Material for the task:

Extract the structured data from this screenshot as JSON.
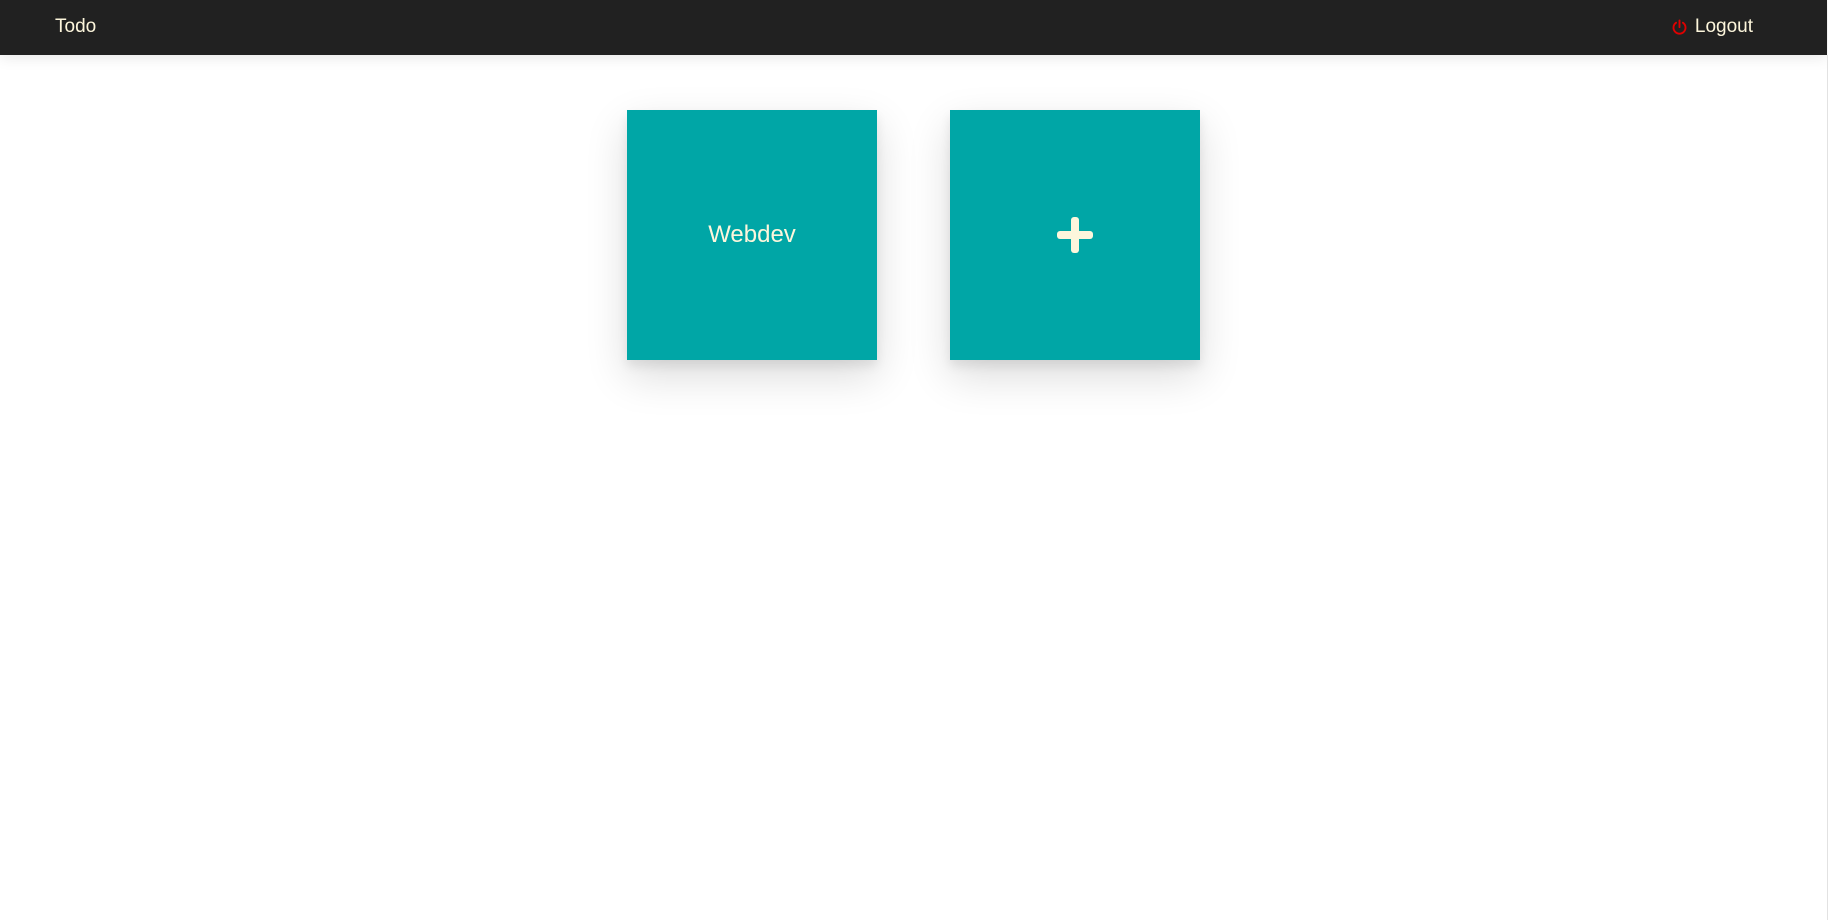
{
  "navbar": {
    "brand": "Todo",
    "logout_label": "Logout",
    "logout_icon": "power-icon"
  },
  "boards": [
    {
      "title": "Webdev"
    }
  ],
  "add_board": {
    "icon": "plus-icon"
  },
  "colors": {
    "navbar_bg": "#212121",
    "card_bg": "#00a6a6",
    "text_light": "#fdf6dc",
    "logout_icon": "#e00000"
  }
}
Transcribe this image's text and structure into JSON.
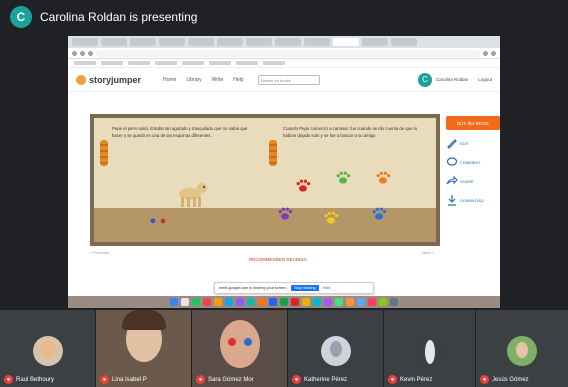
{
  "presenter": {
    "avatar_letter": "C",
    "text": "Carolina Roldan is presenting"
  },
  "storyjumper": {
    "logo": "storyjumper",
    "nav": [
      "Home",
      "Library",
      "Write",
      "Help"
    ],
    "search_placeholder": "Search for books",
    "user_initial": "C",
    "user_name": "Carolina Roldan",
    "logout": "Logout"
  },
  "book": {
    "left_text": "Pepe el perro salió, Estaba tan agotado y trasquilado que no sabía qué hacer y se quedó en una de las esquinas diferentes.",
    "right_text": "Cuando Pepe comenzó a caminar, fue cuando se dio cuenta de que lo habían dejado solo y se fue a buscar a su amigo.",
    "footer_link": "RECOMMENDED READING",
    "pager_left": "« Previous",
    "pager_right": "Next »"
  },
  "side_actions": {
    "buy": "BUY this BOOK",
    "items": [
      "EDIT",
      "COMMENT",
      "SHARE",
      "DOWNLOAD"
    ]
  },
  "share_notice": {
    "text": "meet.google.com is sharing your screen.",
    "stop": "Stop sharing",
    "hide": "Hide"
  },
  "participants": [
    {
      "name": "Raul Bethoury",
      "video": false
    },
    {
      "name": "Lina Isabel P",
      "video": true
    },
    {
      "name": "Sara Gómez Mor",
      "video": true
    },
    {
      "name": "Katherine Pérez",
      "video": false
    },
    {
      "name": "Kevin Pérez",
      "video": false
    },
    {
      "name": "Jesús Gómez",
      "video": false
    }
  ],
  "colors": {
    "accent_teal": "#1aa39a",
    "buy_orange": "#f26b1d",
    "mic_red": "#ea4335"
  }
}
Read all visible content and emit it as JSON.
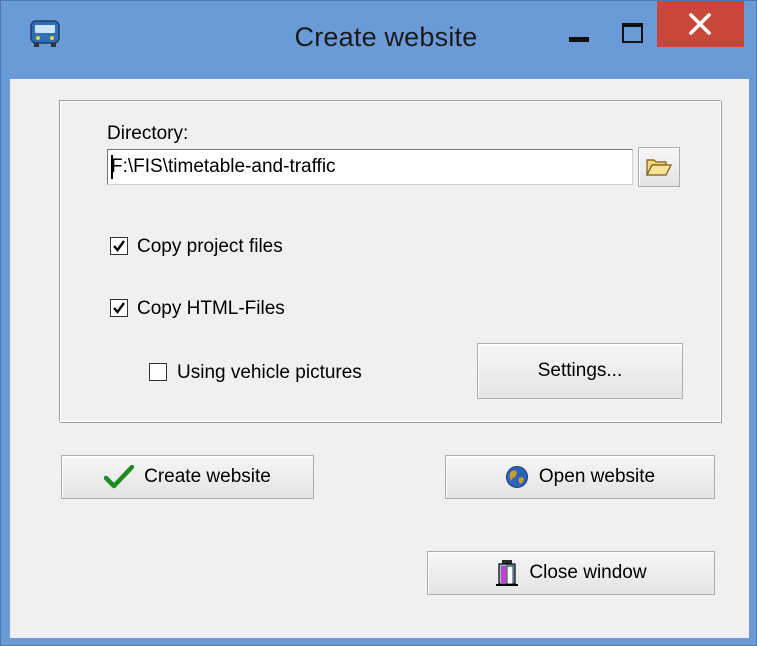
{
  "window": {
    "title": "Create website",
    "app_icon": "bus-icon",
    "controls": [
      "minimize",
      "maximize",
      "close"
    ]
  },
  "directory": {
    "label": "Directory:",
    "value": "F:\\FIS\\timetable-and-traffic",
    "browse_icon": "folder-open-icon"
  },
  "options": {
    "copy_project_files": {
      "label": "Copy project files",
      "checked": true
    },
    "copy_html_files": {
      "label": "Copy HTML-Files",
      "checked": true
    },
    "using_vehicle_pictures": {
      "label": "Using vehicle pictures",
      "checked": false
    }
  },
  "buttons": {
    "settings": "Settings...",
    "create_website": "Create website",
    "open_website": "Open website",
    "close_window": "Close window"
  },
  "colors": {
    "titlebar": "#6a9bd8",
    "close_button": "#c9463d",
    "client_bg": "#f0f0f0",
    "check_green": "#1f8a1f"
  }
}
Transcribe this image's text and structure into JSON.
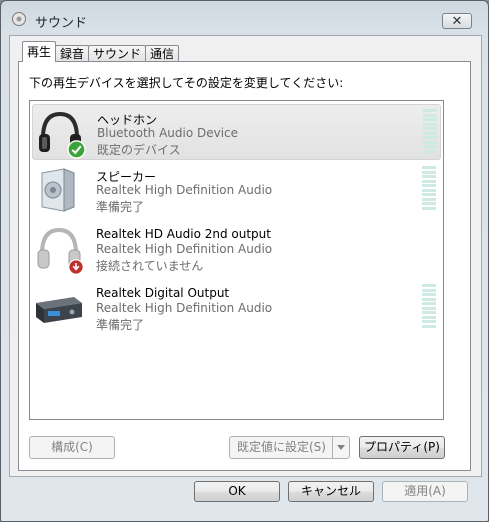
{
  "window": {
    "title": "サウンド",
    "close_symbol": "✕"
  },
  "tabs": [
    {
      "label": "再生",
      "active": true
    },
    {
      "label": "録音",
      "active": false
    },
    {
      "label": "サウンド",
      "active": false
    },
    {
      "label": "通信",
      "active": false
    }
  ],
  "instruction": "下の再生デバイスを選択してその設定を変更してください:",
  "devices": [
    {
      "name": "ヘッドホン",
      "description": "Bluetooth Audio Device",
      "status": "既定のデバイス",
      "icon": "headphones-icon",
      "badge": "default-check-icon",
      "selected": true
    },
    {
      "name": "スピーカー",
      "description": "Realtek High Definition Audio",
      "status": "準備完了",
      "icon": "speaker-icon",
      "selected": false
    },
    {
      "name": "Realtek HD Audio 2nd output",
      "description": "Realtek High Definition Audio",
      "status": "接続されていません",
      "icon": "headphones-icon",
      "badge": "disconnected-icon",
      "selected": false
    },
    {
      "name": "Realtek Digital Output",
      "description": "Realtek High Definition Audio",
      "status": "準備完了",
      "icon": "digital-output-icon",
      "selected": false
    }
  ],
  "buttons": {
    "configure": "構成(C)",
    "set_default": "既定値に設定(S)",
    "properties": "プロパティ(P)",
    "ok": "OK",
    "cancel": "キャンセル",
    "apply": "適用(A)"
  },
  "colors": {
    "meter": "#cfe9e4",
    "check_badge": "#3aa33a",
    "disconnected_badge": "#c0302a"
  }
}
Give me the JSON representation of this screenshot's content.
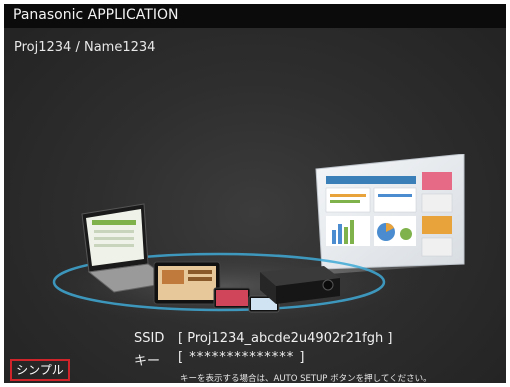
{
  "window": {
    "title": "Panasonic APPLICATION"
  },
  "project": {
    "path": "Proj1234 / Name1234"
  },
  "connection": {
    "ssid_label": "SSID",
    "ssid_value": "[ Proj1234_abcde2u4902r21fgh ]",
    "key_label": "キー",
    "key_value": "[ ************** ]",
    "hint": "キーを表示する場合は、AUTO SETUP ボタンを押してください。"
  },
  "footer": {
    "simple_button_label": "シンプル"
  },
  "colors": {
    "accent": "#d0242b",
    "title_bar": "#0b0b0b",
    "background": "#2e2e2e",
    "ring": "#3fa9d6"
  }
}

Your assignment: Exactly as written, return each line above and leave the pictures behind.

Final answer:
Extract the structured data from this screenshot as JSON.
{
  "navbar": {
    "brand": "Todo",
    "logout_label": "Logout",
    "logout_icon": "power-icon"
  },
  "boards": [
    {
      "title": "Webdev"
    }
  ],
  "add_board": {
    "icon": "plus-icon"
  },
  "colors": {
    "navbar_bg": "#212121",
    "card_bg": "#00a6a6",
    "text_light": "#fdf6dc",
    "logout_icon": "#e00000"
  }
}
Transcribe this image's text and structure into JSON.
{
  "presenter": {
    "avatar_letter": "C",
    "text": "Carolina Roldan is presenting"
  },
  "storyjumper": {
    "logo": "storyjumper",
    "nav": [
      "Home",
      "Library",
      "Write",
      "Help"
    ],
    "search_placeholder": "Search for books",
    "user_initial": "C",
    "user_name": "Carolina Roldan",
    "logout": "Logout"
  },
  "book": {
    "left_text": "Pepe el perro salió, Estaba tan agotado y trasquilado que no sabía qué hacer y se quedó en una de las esquinas diferentes.",
    "right_text": "Cuando Pepe comenzó a caminar, fue cuando se dio cuenta de que lo habían dejado solo y se fue a buscar a su amigo.",
    "footer_link": "RECOMMENDED READING",
    "pager_left": "« Previous",
    "pager_right": "Next »"
  },
  "side_actions": {
    "buy": "BUY this BOOK",
    "items": [
      "EDIT",
      "COMMENT",
      "SHARE",
      "DOWNLOAD"
    ]
  },
  "share_notice": {
    "text": "meet.google.com is sharing your screen.",
    "stop": "Stop sharing",
    "hide": "Hide"
  },
  "participants": [
    {
      "name": "Raul Bethoury",
      "video": false
    },
    {
      "name": "Lina Isabel P",
      "video": true
    },
    {
      "name": "Sara Gómez Mor",
      "video": true
    },
    {
      "name": "Katherine Pérez",
      "video": false
    },
    {
      "name": "Kevin Pérez",
      "video": false
    },
    {
      "name": "Jesús Gómez",
      "video": false
    }
  ],
  "colors": {
    "accent_teal": "#1aa39a",
    "buy_orange": "#f26b1d",
    "mic_red": "#ea4335"
  }
}
Read all visible content and emit it as JSON.
{
  "window": {
    "title": "Create website",
    "app_icon": "bus-icon",
    "controls": [
      "minimize",
      "maximize",
      "close"
    ]
  },
  "directory": {
    "label": "Directory:",
    "value": "F:\\FIS\\timetable-and-traffic",
    "browse_icon": "folder-open-icon"
  },
  "options": {
    "copy_project_files": {
      "label": "Copy project files",
      "checked": true
    },
    "copy_html_files": {
      "label": "Copy HTML-Files",
      "checked": true
    },
    "using_vehicle_pictures": {
      "label": "Using vehicle pictures",
      "checked": false
    }
  },
  "buttons": {
    "settings": "Settings...",
    "create_website": "Create website",
    "open_website": "Open website",
    "close_window": "Close window"
  },
  "colors": {
    "titlebar": "#6a9bd8",
    "close_button": "#c9463d",
    "client_bg": "#f0f0f0",
    "check_green": "#1f8a1f"
  }
}
Transcribe this image's text and structure into JSON.
{
  "window": {
    "title": "サウンド",
    "close_symbol": "✕"
  },
  "tabs": [
    {
      "label": "再生",
      "active": true
    },
    {
      "label": "録音",
      "active": false
    },
    {
      "label": "サウンド",
      "active": false
    },
    {
      "label": "通信",
      "active": false
    }
  ],
  "instruction": "下の再生デバイスを選択してその設定を変更してください:",
  "devices": [
    {
      "name": "ヘッドホン",
      "description": "Bluetooth Audio Device",
      "status": "既定のデバイス",
      "icon": "headphones-icon",
      "badge": "default-check-icon",
      "selected": true
    },
    {
      "name": "スピーカー",
      "description": "Realtek High Definition Audio",
      "status": "準備完了",
      "icon": "speaker-icon",
      "selected": false
    },
    {
      "name": "Realtek HD Audio 2nd output",
      "description": "Realtek High Definition Audio",
      "status": "接続されていません",
      "icon": "headphones-icon",
      "badge": "disconnected-icon",
      "selected": false
    },
    {
      "name": "Realtek Digital Output",
      "description": "Realtek High Definition Audio",
      "status": "準備完了",
      "icon": "digital-output-icon",
      "selected": false
    }
  ],
  "buttons": {
    "configure": "構成(C)",
    "set_default": "既定値に設定(S)",
    "properties": "プロパティ(P)",
    "ok": "OK",
    "cancel": "キャンセル",
    "apply": "適用(A)"
  },
  "colors": {
    "meter": "#cfe9e4",
    "check_badge": "#3aa33a",
    "disconnected_badge": "#c0302a"
  }
}
Give me the JSON representation of this screenshot's content.
{
  "window": {
    "title": "Panasonic APPLICATION"
  },
  "project": {
    "path": "Proj1234 / Name1234"
  },
  "connection": {
    "ssid_label": "SSID",
    "ssid_value": "[ Proj1234_abcde2u4902r21fgh ]",
    "key_label": "キー",
    "key_value": "[ ************** ]",
    "hint": "キーを表示する場合は、AUTO SETUP ボタンを押してください。"
  },
  "footer": {
    "simple_button_label": "シンプル"
  },
  "colors": {
    "accent": "#d0242b",
    "title_bar": "#0b0b0b",
    "background": "#2e2e2e",
    "ring": "#3fa9d6"
  }
}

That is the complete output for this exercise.